he company opened the Galaxy Macau resort on the city’s Cotai strip in May last year. It plans to invest us$ 2 billion to almost double the size of that gambling center in the Chinese city to compete with rivals including Sands China, Wynn Macau and Melco Crown Entertainment First-half revenue doubled to us$ 3.64 billion.
“The profit jump was largely due to the contribution of Galaxy Macau,” said CFO Robert Drake in a telephone interview after the earnings announcement. “Our resorts will continue to ramp up.”
Galaxy shares fell 3.3 percent to us$ 2.80 in Hong Kong. The benchmark Hang Seng Index dropped 0.41 percent.

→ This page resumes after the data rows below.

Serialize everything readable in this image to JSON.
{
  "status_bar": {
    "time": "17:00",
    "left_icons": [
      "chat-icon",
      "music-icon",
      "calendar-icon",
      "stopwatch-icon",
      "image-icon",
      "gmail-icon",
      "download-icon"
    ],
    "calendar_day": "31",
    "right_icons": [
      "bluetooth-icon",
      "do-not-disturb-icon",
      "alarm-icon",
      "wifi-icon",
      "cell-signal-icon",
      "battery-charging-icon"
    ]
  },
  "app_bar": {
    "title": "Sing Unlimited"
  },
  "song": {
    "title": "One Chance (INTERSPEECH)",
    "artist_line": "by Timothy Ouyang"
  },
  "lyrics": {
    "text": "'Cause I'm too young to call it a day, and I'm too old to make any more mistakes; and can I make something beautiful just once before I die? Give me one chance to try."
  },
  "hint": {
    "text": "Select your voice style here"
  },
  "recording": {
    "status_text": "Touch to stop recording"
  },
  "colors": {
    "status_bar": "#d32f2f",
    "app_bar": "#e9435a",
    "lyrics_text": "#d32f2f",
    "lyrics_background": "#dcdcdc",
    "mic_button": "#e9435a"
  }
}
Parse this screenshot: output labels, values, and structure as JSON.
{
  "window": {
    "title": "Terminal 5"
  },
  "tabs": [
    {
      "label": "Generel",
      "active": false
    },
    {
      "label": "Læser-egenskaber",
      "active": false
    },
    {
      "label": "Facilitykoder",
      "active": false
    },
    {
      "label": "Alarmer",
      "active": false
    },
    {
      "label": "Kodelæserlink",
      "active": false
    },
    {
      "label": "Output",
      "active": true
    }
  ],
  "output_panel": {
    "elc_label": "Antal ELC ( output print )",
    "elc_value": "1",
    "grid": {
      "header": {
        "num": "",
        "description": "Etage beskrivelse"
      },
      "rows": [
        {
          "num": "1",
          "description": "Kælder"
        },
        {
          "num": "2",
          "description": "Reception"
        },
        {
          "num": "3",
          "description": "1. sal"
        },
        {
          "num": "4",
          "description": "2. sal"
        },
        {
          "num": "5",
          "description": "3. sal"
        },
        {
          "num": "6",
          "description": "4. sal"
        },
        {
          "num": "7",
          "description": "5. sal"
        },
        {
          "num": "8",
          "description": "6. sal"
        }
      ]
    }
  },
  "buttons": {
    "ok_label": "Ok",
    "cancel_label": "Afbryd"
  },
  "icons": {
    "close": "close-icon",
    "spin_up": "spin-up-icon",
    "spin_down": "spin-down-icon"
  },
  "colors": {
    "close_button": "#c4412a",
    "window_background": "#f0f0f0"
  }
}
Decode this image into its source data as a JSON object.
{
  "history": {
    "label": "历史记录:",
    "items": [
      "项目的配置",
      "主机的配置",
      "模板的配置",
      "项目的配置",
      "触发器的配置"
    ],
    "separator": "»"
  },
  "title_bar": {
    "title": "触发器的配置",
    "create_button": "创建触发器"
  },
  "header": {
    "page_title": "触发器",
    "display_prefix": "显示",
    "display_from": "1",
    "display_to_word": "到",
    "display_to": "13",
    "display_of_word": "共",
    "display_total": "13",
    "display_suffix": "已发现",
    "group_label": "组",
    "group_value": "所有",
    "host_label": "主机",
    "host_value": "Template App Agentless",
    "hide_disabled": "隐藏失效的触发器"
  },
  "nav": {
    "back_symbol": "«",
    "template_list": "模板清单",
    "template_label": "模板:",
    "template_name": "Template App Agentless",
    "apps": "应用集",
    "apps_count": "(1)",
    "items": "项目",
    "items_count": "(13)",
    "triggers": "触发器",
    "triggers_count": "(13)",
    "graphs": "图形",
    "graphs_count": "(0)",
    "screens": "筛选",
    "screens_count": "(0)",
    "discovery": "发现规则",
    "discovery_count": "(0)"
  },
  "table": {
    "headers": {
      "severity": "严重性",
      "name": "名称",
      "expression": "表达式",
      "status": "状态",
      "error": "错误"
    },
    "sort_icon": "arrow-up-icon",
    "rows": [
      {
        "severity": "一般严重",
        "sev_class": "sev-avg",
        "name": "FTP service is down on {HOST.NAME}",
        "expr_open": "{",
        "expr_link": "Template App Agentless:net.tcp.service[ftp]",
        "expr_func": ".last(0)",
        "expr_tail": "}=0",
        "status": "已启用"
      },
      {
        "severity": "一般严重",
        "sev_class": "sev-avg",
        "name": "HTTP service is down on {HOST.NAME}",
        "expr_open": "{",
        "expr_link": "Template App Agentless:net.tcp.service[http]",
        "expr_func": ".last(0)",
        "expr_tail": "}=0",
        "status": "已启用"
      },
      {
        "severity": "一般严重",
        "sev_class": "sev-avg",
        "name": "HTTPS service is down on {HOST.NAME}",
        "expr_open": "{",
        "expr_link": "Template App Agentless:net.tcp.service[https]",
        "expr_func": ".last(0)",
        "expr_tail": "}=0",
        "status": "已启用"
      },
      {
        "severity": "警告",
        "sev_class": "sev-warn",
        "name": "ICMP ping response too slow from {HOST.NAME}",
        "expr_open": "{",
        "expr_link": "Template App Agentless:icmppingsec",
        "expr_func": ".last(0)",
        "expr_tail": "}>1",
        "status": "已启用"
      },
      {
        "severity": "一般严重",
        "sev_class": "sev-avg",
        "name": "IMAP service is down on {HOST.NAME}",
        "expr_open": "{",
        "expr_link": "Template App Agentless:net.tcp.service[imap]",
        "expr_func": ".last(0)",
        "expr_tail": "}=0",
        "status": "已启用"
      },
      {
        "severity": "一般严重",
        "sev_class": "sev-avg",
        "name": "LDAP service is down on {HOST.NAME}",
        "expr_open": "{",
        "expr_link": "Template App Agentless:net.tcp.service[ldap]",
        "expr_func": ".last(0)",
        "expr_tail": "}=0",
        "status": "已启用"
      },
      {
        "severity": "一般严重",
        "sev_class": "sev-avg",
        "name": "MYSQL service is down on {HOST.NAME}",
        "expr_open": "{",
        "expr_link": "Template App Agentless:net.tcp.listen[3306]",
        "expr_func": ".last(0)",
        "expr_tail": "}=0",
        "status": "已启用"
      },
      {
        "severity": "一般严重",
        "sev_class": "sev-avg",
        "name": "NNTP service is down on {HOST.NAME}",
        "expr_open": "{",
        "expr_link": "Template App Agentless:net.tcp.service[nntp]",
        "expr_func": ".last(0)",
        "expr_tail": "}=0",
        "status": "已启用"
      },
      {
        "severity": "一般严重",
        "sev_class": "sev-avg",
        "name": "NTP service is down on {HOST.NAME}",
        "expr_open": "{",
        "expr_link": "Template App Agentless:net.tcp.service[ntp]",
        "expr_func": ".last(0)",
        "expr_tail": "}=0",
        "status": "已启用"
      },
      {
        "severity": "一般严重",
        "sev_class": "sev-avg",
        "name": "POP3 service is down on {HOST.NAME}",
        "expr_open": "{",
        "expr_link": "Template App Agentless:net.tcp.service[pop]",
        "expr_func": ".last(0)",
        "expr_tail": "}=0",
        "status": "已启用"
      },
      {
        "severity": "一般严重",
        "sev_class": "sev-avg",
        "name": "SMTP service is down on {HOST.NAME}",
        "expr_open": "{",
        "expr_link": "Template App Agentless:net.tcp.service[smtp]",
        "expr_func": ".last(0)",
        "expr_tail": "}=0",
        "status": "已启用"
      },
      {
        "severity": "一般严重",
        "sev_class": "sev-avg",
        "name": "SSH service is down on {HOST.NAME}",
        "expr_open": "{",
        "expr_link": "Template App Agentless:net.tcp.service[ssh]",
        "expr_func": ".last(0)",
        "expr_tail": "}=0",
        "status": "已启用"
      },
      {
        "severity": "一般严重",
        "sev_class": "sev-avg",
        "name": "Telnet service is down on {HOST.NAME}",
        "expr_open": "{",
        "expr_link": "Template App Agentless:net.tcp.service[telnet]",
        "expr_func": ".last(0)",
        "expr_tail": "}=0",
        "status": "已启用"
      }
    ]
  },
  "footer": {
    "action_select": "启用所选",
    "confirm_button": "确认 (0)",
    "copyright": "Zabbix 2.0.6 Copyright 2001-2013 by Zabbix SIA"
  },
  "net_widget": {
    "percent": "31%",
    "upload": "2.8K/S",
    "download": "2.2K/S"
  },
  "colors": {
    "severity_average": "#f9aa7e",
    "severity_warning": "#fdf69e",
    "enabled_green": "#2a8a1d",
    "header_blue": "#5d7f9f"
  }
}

“Galaxy will be likely to see continuous improvement in the mass market business, benefiting from a ramp-up of its integrated resorts,” said Grant Govertsen, a Macau-based analyst at Union Gaming Research ahead of the earnings announcement.
Mass market revenue growth will outpace high-stakes gambling, or the VIP business, for the next two to three years, according to Govertsen. The slower Chinese economy will hurt VIP operations more than the mass market, he said. The planned Galaxy Macau expansion will add up to 500 gaming tables, luxury stores and 1,300 rooms from the JW Marriott and the Ritz-Carlton hotels.
Casino operators are expanding even as revenue growth slows in the Chinese city. Macau gambling revenue rose 1.5 percent to us$ 3 billion in July, the smallest gain since 2009, on easing demand and the effects of a typhoon. Chinese gross domestic product grew 7.6 percent in the second quarter, the slowest since 2009.